Feedback on the government actions to stimulate the economy has equally been met with a good degree of praise (albeit, not from all quarters).

Johnson's £5bn pledge to accelerate key infrastructure and public buildings projects certainly helps, as does the further relaxation of planning consent; as do the £1bn Public Energy Fund to decarbonise public sector buildings and £2bn new Green Homes Grant.  

With a further £3bn promised for the Green Economy Chancellor, Rishi Sunak, anticipates that this will cut the UK's greenhouse gas emissions by half a megatron and create 140,000 jobs in the sector.

Ibstock's CEO, Joe Hudson, believes there is reason to be cautiously optimistic about these moves, with the manufacturers facilities now fully operational.  Given their position within brick manufacturing, I take this is a solid barometer to how the housing market is likely to shape over the coming months.

In a report issued this week, Savills highlight the stamp duty holiday for homes under £500k should lead to a real driver for the housing market .  Granted, first time buyers have enjoyed reduced fees for a while, but with the average value of a home now standing at £248k, that represents a saving of £2460 for home buyers.  This should stimulate the housing chain across the board.

Furthermore, the report points towards the fact that this move will enable people to move to areas where employment is higher, thus further developing local economies and drive growth within the RMI market.

I've read a lot around feedback from leaders within a myriad of markets the industries serve.  When compiling these with my own conversations, I estimate two-thirds of feedback gathered point towards a tough but upbeat outlook of what the rest of this fiscal year looks like.  No doubt it will be tough, with causalities an inevitability but, unlike the 2008 crash, there are pockets of investment (both private and public) and with hard work and a degree diversification, firms are likely to come out of this situation in reasonable shape.

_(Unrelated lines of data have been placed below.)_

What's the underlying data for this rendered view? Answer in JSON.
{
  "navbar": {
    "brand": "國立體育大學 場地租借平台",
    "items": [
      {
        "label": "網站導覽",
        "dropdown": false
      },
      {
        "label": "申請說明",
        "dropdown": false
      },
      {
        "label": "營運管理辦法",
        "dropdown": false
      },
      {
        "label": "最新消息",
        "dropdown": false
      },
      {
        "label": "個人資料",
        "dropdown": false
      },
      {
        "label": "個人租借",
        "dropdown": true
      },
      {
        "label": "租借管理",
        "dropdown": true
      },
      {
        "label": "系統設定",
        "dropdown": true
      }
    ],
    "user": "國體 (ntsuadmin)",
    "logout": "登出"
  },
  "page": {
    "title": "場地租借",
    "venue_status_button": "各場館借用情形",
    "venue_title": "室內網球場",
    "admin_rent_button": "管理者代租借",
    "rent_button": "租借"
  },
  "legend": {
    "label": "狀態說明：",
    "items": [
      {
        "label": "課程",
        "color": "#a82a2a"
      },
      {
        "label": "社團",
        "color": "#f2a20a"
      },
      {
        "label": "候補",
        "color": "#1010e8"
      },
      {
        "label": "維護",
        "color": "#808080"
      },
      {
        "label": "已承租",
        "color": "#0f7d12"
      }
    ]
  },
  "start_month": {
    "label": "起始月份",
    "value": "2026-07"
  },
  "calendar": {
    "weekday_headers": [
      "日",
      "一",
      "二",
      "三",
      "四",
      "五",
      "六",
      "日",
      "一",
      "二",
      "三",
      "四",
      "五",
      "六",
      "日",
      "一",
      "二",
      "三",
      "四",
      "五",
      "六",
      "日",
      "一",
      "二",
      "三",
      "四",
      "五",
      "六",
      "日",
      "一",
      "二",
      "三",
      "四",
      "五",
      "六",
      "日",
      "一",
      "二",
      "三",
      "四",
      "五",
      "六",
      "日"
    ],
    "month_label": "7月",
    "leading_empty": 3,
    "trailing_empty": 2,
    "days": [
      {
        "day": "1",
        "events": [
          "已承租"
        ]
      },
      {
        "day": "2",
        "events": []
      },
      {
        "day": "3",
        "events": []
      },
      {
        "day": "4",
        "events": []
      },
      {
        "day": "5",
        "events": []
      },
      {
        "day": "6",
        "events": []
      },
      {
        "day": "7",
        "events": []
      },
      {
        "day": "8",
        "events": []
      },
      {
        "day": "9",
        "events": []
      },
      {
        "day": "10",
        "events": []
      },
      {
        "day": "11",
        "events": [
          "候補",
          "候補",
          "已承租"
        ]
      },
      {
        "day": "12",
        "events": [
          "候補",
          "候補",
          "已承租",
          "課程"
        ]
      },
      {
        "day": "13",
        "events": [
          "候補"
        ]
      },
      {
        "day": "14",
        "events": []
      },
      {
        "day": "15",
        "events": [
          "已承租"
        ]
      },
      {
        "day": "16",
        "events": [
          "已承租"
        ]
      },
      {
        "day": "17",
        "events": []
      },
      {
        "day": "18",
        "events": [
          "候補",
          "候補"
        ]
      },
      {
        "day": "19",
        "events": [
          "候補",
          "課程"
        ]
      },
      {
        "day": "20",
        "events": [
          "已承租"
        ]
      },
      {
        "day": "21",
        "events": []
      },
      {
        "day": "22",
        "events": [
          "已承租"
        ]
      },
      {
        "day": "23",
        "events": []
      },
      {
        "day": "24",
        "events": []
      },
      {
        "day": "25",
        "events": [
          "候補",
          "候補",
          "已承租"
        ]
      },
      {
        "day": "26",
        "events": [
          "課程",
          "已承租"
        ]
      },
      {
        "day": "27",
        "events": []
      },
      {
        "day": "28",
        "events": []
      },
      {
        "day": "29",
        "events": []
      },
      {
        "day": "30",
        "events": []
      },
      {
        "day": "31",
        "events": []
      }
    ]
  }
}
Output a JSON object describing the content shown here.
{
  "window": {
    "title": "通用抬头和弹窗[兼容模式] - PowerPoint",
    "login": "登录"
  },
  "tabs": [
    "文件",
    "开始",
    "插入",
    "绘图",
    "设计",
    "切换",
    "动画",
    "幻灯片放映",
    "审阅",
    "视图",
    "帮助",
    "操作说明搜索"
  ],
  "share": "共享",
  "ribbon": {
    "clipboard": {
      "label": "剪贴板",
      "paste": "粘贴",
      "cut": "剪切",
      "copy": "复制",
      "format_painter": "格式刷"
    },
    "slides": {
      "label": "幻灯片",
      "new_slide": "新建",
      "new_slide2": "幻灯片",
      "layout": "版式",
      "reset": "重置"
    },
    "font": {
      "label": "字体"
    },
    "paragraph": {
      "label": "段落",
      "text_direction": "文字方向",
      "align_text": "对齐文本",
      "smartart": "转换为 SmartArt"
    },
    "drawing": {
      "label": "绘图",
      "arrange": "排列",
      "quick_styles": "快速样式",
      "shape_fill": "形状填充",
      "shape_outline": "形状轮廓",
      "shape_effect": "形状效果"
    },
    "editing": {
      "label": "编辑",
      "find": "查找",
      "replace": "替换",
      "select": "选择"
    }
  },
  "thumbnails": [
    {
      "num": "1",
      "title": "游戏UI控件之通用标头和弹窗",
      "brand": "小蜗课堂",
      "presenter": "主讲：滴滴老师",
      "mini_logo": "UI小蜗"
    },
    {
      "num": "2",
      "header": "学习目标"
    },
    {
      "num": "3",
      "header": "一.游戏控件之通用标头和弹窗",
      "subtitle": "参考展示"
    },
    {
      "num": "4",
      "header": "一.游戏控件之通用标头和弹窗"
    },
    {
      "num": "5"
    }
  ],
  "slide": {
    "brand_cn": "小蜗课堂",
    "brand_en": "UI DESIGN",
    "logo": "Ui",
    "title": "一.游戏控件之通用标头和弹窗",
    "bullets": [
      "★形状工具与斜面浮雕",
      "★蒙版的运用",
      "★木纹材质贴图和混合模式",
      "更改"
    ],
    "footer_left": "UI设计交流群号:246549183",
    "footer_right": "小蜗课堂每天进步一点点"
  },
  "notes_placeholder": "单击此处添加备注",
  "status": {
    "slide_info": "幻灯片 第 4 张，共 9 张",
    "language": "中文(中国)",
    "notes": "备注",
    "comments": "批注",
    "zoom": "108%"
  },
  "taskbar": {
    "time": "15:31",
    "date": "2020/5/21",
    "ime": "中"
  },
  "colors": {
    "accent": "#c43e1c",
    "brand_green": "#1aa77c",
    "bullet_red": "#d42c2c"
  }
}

And lets not forget, unlike a lot of industries, ours continued to work through the lock down and so go into the middle of summer with a degree of leverage.